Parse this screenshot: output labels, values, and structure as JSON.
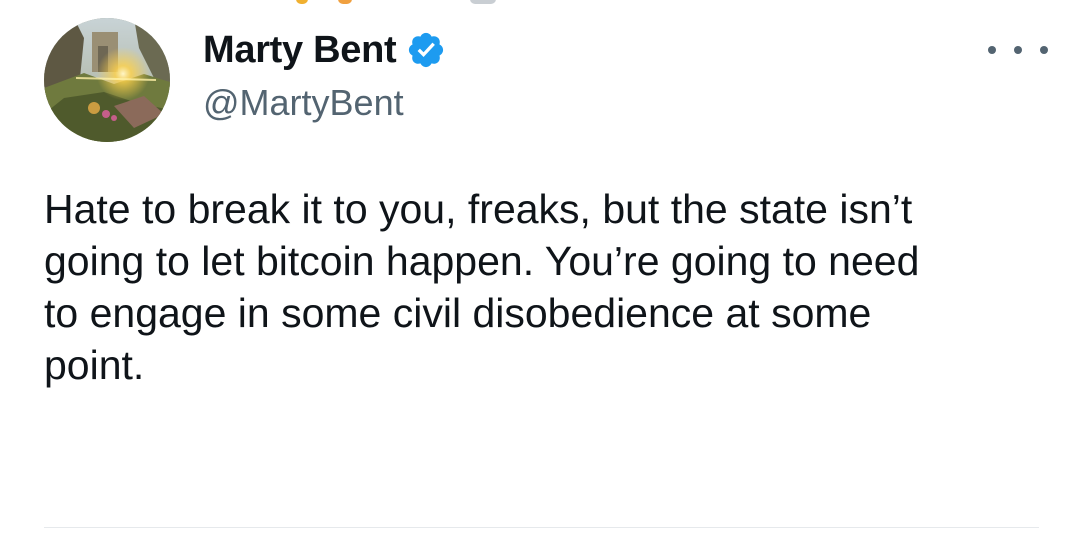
{
  "tweet": {
    "author": {
      "display_name": "Marty Bent",
      "handle": "@MartyBent",
      "verified": true,
      "verified_icon": "verified-badge-icon",
      "avatar_icon": "avatar"
    },
    "more_icon": "more-options-icon",
    "text": "Hate to break it to you, freaks, but the state isn’t\ngoing to let bitcoin happen. You’re going to need\nto engage in some civil disobedience at some\npoint."
  },
  "colors": {
    "verified_blue": "#1d9bf0",
    "text_primary": "#0f1419",
    "text_secondary": "#536471",
    "divider": "#e6e9ec"
  }
}
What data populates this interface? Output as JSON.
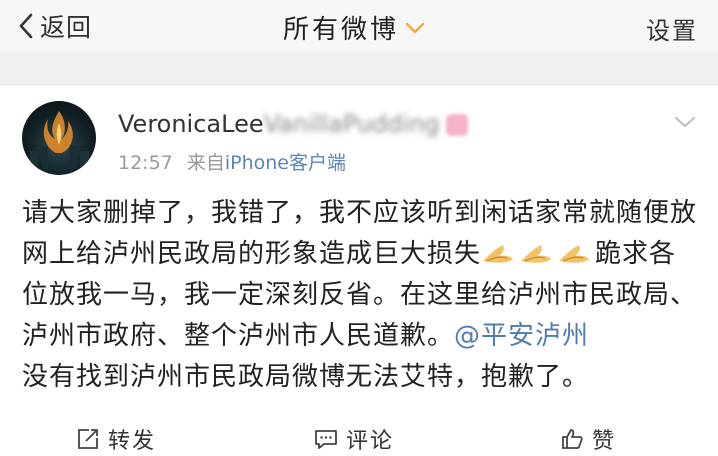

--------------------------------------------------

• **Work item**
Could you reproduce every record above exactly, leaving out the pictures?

• **Solution to this problem**
Parse this screenshot: output labels, values, and structure as JSON.
{
  "tweet": {
    "author": {
      "display_name": "Marty Bent",
      "handle": "@MartyBent",
      "verified": true,
      "verified_icon": "verified-badge-icon",
      "avatar_icon": "avatar"
    },
    "more_icon": "more-options-icon",
    "text": "Hate to break it to you, freaks, but the state isn’t\ngoing to let bitcoin happen. You’re going to need\nto engage in some civil disobedience at some\npoint."
  },
  "colors": {
    "verified_blue": "#1d9bf0",
    "text_primary": "#0f1419",
    "text_secondary": "#536471",
    "divider": "#e6e9ec"
  }
}
What data populates this interface? Output as JSON.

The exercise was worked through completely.